+++ Data records

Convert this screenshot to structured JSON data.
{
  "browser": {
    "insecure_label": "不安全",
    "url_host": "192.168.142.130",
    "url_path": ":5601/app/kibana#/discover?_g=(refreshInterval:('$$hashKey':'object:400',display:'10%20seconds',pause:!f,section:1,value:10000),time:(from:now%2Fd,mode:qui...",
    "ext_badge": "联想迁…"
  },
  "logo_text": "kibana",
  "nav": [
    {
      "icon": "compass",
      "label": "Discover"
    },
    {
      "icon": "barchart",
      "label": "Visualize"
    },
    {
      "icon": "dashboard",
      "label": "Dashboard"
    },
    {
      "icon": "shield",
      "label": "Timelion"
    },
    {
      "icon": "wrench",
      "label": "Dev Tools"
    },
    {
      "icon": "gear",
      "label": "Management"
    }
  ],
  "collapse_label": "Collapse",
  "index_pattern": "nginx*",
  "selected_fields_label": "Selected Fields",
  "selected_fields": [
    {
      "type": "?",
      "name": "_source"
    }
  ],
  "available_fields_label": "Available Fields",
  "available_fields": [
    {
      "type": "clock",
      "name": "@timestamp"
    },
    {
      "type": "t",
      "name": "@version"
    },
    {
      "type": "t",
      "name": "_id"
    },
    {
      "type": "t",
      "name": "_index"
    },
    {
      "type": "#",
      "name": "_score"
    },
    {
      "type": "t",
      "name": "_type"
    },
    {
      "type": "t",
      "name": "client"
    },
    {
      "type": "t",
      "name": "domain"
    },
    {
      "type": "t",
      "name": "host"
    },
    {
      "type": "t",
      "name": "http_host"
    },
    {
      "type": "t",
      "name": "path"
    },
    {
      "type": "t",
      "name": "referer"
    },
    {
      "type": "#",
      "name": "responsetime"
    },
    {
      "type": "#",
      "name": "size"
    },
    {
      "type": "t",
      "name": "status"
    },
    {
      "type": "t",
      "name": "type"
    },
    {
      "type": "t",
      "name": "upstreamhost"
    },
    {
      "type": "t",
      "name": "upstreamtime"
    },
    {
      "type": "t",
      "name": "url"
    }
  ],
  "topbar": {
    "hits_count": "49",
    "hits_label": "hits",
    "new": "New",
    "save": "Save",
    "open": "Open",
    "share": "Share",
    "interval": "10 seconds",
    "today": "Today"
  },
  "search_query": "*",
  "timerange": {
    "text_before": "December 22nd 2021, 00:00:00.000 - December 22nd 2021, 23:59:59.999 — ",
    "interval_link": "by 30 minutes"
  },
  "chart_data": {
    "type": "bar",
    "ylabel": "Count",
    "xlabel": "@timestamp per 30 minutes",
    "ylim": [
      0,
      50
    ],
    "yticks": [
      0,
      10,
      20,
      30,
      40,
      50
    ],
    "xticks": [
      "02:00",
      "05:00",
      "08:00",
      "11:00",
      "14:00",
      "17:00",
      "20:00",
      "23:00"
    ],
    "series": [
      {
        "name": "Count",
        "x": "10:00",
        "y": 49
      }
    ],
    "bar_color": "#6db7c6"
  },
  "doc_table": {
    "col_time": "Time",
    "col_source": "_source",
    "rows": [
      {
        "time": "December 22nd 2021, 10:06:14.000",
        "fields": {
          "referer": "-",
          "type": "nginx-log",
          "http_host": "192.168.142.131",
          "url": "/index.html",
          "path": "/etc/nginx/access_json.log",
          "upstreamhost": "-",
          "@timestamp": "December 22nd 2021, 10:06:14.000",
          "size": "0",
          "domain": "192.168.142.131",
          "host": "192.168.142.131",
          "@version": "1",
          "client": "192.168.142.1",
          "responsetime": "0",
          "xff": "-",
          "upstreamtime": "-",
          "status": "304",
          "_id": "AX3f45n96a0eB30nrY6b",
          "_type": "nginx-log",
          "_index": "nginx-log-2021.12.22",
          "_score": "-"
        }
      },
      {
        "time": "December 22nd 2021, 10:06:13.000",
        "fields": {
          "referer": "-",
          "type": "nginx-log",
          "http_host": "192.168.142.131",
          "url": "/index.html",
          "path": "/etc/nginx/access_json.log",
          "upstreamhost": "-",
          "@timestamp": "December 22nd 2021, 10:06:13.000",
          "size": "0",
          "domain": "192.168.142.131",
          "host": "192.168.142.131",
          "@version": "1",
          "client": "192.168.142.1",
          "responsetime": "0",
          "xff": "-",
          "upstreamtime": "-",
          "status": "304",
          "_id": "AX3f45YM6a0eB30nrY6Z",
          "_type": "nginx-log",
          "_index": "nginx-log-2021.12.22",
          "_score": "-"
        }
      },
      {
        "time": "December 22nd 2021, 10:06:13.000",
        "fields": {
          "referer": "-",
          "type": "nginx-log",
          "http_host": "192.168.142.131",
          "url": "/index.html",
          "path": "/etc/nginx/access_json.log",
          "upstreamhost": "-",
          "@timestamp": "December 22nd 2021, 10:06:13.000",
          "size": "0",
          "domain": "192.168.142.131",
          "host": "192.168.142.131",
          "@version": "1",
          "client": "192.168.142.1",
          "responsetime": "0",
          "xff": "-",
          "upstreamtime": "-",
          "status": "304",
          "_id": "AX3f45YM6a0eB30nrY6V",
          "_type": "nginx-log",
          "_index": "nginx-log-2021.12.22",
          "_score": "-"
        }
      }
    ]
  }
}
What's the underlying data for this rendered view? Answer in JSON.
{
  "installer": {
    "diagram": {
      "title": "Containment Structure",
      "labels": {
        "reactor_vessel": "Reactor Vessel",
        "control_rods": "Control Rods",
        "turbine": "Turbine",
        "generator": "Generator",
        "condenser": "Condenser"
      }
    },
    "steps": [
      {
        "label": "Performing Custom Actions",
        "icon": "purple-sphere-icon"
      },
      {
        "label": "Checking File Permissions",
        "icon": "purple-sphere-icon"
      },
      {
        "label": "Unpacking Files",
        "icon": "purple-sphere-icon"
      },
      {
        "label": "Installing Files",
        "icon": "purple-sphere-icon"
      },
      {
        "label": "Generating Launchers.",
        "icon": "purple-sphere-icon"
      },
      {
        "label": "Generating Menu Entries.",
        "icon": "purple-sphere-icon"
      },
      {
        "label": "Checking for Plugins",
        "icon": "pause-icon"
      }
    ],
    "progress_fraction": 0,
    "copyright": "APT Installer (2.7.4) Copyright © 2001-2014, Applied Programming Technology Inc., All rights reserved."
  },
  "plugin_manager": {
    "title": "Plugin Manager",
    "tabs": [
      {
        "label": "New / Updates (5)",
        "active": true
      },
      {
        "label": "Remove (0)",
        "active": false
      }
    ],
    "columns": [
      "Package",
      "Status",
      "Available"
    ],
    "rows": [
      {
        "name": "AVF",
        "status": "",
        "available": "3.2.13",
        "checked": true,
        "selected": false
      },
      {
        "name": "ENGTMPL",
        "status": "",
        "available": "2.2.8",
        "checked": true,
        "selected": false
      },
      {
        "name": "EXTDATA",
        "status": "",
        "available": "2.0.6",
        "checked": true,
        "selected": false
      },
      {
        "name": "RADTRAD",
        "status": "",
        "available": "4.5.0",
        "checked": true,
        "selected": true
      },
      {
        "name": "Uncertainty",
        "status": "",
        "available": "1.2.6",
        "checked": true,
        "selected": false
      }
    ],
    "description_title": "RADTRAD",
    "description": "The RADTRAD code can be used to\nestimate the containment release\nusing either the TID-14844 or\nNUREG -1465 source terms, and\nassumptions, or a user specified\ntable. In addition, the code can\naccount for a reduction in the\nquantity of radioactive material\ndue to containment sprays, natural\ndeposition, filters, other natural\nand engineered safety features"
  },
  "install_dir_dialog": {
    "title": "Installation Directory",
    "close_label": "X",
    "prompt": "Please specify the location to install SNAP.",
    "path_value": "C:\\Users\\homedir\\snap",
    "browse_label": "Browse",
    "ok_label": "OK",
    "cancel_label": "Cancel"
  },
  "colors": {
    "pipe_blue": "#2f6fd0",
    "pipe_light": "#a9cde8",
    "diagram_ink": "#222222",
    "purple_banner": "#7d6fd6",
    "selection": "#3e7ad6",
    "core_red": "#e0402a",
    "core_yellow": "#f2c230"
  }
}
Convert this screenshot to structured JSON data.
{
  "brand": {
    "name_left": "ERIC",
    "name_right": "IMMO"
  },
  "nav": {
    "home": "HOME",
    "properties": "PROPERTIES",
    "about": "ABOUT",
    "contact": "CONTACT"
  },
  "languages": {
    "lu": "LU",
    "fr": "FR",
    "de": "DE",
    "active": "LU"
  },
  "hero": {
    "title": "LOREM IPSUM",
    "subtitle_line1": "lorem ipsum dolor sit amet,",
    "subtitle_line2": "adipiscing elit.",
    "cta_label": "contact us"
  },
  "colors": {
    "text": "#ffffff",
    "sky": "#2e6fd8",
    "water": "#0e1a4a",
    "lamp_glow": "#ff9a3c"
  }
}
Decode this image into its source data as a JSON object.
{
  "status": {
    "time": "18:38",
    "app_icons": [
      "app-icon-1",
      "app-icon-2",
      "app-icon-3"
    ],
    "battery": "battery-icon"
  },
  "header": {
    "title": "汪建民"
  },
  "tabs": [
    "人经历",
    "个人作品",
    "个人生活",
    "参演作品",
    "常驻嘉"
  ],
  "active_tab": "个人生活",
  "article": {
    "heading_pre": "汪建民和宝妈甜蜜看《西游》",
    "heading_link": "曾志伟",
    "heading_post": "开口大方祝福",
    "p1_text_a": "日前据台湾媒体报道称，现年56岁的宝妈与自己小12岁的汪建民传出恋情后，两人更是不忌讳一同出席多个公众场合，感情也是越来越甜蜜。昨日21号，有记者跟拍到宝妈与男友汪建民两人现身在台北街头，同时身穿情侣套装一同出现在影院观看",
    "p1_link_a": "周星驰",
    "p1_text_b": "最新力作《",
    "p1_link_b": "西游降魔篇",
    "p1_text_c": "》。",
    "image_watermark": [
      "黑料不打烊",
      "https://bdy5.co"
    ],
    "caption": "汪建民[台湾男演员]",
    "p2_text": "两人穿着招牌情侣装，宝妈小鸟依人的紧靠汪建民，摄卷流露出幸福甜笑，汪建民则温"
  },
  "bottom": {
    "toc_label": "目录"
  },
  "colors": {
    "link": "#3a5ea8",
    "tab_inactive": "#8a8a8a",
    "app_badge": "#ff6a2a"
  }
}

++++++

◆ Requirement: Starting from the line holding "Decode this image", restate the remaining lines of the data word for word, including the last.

◆ Exercise answer:
Decode this image into its source data as a JSON object.
{
  "status": {
    "time": "18:38",
    "app_icons": [
      "app-icon-1",
      "app-icon-2",
      "app-icon-3"
    ],
    "battery": "battery-icon"
  },
  "header": {
    "title": "汪建民"
  },
  "tabs": [
    "人经历",
    "个人作品",
    "个人生活",
    "参演作品",
    "常驻嘉"
  ],
  "active_tab": "个人生活",
  "article": {
    "heading_pre": "汪建民和宝妈甜蜜看《西游》",
    "heading_link": "曾志伟",
    "heading_post": "开口大方祝福",
    "p1_text_a": "日前据台湾媒体报道称，现年56岁的宝妈与自己小12岁的汪建民传出恋情后，两人更是不忌讳一同出席多个公众场合，感情也是越来越甜蜜。昨日21号，有记者跟拍到宝妈与男友汪建民两人现身在台北街头，同时身穿情侣套装一同出现在影院观看",
    "p1_link_a": "周星驰",
    "p1_text_b": "最新力作《",
    "p1_link_b": "西游降魔篇",
    "p1_text_c": "》。",
    "image_watermark": [
      "黑料不打烊",
      "https://bdy5.co"
    ],
    "caption": "汪建民[台湾男演员]",
    "p2_text": "两人穿着招牌情侣装，宝妈小鸟依人的紧靠汪建民，摄卷流露出幸福甜笑，汪建民则温"
  },
  "bottom": {
    "toc_label": "目录"
  },
  "colors": {
    "link": "#3a5ea8",
    "tab_inactive": "#8a8a8a",
    "app_badge": "#ff6a2a"
  }
}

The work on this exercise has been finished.